## What the exercise asks
Your task is to copy each line of the listing that contains the word "icon".

## Data shown
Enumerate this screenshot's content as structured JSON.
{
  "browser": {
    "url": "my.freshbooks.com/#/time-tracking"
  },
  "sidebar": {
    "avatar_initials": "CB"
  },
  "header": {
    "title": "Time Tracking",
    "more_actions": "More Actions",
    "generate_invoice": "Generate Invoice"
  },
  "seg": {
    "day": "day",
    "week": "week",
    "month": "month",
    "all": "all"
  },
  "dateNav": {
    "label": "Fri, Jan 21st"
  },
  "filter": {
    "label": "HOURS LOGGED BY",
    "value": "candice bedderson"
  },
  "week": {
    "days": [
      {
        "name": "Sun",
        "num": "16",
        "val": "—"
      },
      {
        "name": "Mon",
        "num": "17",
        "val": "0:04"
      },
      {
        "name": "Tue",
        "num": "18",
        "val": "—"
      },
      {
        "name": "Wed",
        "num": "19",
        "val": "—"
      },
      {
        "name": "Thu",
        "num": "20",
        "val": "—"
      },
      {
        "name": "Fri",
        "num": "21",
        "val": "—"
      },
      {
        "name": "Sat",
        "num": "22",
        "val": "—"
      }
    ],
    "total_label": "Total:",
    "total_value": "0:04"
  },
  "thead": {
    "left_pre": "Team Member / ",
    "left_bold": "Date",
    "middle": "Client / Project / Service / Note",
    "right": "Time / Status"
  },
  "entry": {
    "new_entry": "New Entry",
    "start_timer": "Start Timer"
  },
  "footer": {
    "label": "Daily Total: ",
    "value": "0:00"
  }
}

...

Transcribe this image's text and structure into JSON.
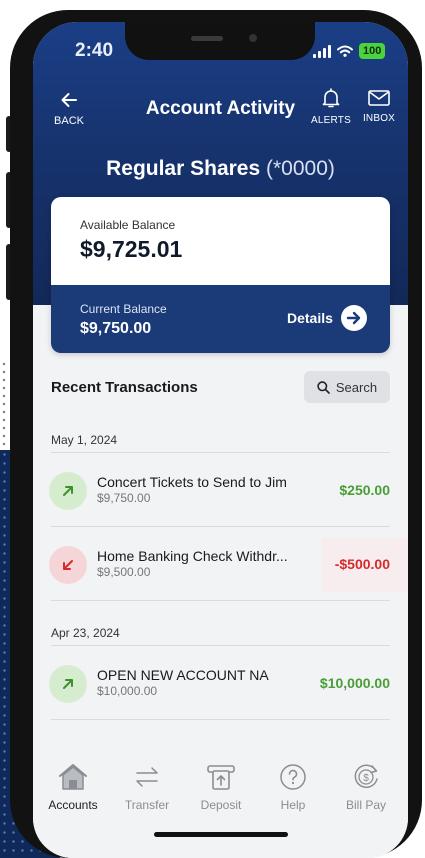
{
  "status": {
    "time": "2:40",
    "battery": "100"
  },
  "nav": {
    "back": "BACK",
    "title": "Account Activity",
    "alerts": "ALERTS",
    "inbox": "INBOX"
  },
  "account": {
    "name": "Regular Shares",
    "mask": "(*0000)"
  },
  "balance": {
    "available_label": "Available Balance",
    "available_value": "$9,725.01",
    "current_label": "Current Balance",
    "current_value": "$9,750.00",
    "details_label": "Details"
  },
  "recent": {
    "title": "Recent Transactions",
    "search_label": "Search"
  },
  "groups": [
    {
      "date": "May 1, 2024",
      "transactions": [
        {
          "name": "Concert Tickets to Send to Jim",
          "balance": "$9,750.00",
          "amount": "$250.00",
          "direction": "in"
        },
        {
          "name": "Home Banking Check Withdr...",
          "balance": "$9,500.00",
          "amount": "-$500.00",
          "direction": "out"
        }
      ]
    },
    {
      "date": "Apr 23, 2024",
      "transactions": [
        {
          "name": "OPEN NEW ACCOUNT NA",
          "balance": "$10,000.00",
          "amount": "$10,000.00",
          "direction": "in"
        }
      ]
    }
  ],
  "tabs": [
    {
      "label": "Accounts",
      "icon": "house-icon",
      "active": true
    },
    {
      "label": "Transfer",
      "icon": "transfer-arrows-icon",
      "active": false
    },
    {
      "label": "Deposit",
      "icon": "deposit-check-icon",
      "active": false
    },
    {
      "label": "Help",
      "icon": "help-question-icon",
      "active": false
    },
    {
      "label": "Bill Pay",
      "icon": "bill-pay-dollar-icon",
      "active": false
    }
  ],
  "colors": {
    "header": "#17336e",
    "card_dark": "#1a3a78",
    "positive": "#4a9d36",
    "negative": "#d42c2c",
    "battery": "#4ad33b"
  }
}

## Response box
      "icon": "house-icon",
      "icon": "transfer-arrows-icon",
      "icon": "deposit-check-icon",
      "icon": "help-question-icon",
      "icon": "bill-pay-dollar-icon",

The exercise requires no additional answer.